The Huffington Post is planning to ban anonymous comments from next month, founder Arianna Huffington has revealed.
The move will be a major departure for the site which is currently said to attract some 25,000 comments an hour, most of which are anonymous.
The website Gigaom has reported comments made by Huffington in Boston yesterday.
She said: “Trolls are just getting more and more aggressive and uglier and I just came from London where there are rape and death threats.
“I feel that freedom of expression is given to people who stand up for what they say and not hiding behind anonymity, we need to evolve a platform to meet the needs of the grown-up internet.”
The Huffington Post has told US website Poynter that it plans to use the move to free up its 40 comment moderators "to engage more with the community, facilitating the kinds of productive conversations our community members want to be having”.

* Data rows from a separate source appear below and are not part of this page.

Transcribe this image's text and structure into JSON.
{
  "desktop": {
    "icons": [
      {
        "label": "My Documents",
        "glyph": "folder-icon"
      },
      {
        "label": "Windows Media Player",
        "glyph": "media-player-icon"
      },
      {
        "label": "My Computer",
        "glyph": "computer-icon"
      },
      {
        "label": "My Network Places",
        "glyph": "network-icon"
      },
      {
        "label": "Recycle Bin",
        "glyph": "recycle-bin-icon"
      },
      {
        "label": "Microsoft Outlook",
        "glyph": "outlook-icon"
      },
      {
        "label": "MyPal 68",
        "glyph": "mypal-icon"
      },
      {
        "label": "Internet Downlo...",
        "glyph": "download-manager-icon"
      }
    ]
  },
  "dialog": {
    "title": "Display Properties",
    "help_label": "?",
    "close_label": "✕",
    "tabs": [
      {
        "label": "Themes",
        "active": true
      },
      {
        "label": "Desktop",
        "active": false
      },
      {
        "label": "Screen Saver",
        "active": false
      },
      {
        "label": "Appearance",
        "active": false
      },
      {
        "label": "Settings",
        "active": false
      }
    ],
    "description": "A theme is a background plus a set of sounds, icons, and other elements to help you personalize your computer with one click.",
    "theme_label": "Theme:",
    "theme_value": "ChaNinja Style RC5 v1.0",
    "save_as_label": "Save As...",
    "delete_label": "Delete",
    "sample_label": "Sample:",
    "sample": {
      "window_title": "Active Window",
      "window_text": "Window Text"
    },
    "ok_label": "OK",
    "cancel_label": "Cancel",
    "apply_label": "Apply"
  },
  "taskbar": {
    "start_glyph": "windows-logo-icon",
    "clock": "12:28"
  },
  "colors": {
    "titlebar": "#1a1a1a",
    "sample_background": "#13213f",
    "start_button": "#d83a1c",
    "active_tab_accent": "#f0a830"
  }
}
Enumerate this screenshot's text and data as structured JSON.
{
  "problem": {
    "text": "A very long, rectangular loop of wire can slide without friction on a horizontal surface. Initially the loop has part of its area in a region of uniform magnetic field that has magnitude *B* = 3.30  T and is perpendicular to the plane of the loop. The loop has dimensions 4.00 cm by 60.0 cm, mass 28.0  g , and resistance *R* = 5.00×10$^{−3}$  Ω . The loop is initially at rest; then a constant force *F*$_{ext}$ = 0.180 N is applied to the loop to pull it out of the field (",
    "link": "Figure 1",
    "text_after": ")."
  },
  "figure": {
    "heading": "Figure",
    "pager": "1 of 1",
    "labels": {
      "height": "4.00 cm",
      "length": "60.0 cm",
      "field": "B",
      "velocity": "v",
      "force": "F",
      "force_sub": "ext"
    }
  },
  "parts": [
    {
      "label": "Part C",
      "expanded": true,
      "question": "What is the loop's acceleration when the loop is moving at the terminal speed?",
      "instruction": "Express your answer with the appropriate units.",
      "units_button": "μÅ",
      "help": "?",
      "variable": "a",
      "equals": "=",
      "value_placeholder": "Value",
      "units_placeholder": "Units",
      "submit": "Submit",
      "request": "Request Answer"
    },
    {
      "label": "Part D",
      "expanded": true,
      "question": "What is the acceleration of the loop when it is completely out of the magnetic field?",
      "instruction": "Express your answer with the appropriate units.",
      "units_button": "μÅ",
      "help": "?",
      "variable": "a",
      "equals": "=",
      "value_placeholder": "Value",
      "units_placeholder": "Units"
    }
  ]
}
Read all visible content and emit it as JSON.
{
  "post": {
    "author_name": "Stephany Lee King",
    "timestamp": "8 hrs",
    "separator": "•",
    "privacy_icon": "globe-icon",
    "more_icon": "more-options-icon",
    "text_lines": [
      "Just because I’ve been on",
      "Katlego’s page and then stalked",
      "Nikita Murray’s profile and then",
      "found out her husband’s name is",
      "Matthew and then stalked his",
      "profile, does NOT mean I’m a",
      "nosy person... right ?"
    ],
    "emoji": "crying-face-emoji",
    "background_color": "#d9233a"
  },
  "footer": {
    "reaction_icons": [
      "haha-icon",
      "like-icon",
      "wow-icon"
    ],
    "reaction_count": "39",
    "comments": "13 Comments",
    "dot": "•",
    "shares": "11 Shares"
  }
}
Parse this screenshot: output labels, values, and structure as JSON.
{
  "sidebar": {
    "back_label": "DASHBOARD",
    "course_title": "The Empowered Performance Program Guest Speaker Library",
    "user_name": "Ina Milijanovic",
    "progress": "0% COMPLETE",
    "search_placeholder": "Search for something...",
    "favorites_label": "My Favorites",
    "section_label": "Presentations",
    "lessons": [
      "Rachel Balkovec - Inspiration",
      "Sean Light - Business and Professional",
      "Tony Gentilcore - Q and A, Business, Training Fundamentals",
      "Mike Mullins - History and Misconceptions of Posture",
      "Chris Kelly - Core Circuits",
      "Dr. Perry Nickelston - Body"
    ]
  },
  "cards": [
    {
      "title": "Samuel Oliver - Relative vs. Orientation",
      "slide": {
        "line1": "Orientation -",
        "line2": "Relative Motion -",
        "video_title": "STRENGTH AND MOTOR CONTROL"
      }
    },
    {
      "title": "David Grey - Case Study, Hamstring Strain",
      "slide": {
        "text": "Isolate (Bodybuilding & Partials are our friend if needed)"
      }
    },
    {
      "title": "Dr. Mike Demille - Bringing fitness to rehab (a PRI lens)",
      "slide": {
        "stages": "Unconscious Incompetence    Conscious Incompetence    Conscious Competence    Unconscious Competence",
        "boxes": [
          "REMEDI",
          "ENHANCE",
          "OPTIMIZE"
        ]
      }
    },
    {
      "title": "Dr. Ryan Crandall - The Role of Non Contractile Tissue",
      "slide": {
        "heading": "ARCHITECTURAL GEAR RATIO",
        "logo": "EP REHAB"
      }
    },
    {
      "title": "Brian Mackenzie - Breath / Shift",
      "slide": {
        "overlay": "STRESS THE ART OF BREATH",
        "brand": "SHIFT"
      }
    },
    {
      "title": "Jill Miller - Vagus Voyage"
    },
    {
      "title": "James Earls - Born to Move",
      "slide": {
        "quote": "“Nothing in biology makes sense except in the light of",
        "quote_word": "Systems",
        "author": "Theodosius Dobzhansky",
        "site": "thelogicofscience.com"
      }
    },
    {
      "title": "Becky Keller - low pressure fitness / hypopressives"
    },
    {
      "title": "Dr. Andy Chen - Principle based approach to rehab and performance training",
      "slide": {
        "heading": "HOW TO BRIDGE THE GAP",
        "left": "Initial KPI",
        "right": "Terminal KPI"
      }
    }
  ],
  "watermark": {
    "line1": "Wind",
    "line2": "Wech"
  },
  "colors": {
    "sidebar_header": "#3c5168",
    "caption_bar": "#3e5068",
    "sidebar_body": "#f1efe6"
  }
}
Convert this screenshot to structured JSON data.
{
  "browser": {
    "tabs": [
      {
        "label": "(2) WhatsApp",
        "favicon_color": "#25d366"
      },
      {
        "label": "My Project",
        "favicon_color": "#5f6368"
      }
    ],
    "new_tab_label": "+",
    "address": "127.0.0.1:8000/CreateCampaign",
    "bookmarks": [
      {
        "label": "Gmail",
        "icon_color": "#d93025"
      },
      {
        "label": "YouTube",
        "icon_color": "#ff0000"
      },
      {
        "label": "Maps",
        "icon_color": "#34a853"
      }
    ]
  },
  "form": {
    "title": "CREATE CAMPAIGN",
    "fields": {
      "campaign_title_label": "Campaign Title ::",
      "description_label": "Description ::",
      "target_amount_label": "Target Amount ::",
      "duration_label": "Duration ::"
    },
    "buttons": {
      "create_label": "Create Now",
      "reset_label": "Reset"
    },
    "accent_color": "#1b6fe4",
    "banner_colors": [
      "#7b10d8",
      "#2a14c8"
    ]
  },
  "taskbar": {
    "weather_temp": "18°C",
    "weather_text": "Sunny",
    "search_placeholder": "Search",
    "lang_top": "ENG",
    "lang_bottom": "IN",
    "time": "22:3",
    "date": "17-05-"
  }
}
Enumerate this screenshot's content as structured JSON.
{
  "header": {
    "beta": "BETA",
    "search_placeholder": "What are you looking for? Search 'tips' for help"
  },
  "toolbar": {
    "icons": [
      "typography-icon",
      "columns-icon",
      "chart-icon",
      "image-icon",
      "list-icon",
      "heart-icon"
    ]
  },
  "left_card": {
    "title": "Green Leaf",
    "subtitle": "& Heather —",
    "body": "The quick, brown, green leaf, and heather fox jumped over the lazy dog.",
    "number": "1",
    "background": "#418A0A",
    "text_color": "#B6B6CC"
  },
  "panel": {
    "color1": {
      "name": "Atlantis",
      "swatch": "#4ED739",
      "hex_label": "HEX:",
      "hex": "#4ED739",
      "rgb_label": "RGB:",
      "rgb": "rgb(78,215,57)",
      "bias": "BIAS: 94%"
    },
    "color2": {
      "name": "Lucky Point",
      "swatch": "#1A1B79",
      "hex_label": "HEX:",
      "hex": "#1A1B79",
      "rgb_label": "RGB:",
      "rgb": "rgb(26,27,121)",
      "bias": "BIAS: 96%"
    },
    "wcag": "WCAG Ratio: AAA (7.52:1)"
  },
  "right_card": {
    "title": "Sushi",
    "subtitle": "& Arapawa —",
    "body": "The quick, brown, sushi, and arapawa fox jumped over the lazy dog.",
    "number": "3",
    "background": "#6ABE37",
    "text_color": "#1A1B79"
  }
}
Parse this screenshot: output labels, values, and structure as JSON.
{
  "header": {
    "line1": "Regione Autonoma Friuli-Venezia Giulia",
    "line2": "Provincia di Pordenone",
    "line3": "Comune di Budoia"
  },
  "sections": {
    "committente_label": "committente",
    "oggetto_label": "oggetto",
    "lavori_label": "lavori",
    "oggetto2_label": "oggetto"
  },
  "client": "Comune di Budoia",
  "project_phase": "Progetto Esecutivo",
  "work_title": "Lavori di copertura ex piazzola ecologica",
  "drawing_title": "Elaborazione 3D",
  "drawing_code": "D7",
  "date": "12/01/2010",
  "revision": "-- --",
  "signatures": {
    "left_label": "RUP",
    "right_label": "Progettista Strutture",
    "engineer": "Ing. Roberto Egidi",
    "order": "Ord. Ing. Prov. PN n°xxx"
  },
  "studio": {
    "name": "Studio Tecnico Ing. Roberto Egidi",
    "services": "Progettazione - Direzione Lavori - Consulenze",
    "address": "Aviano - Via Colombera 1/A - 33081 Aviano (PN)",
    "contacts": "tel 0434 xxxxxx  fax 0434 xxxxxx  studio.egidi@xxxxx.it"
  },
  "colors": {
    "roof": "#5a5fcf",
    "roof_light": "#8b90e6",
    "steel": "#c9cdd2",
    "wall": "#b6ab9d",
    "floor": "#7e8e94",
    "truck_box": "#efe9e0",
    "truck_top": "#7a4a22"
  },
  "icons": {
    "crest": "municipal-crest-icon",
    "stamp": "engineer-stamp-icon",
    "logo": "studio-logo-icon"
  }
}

The site has yet to reveal how it will verify the identity of those making comments. In the UK, Trinity Mirror does this by requiring all those commenting on its network of newspaper websites to log-in via Facebook.
Paywalled sites such as The Times find it easier to control comments. It only allows subscribers to comment and insists that they use their own names (unless there are exceptional circumstances).
Other major UK news websites such as The Guardian and the Telegraph allow anonymous comments.
According to web analysis company Alexa, The Huffington Post is the third most popular news website in the world.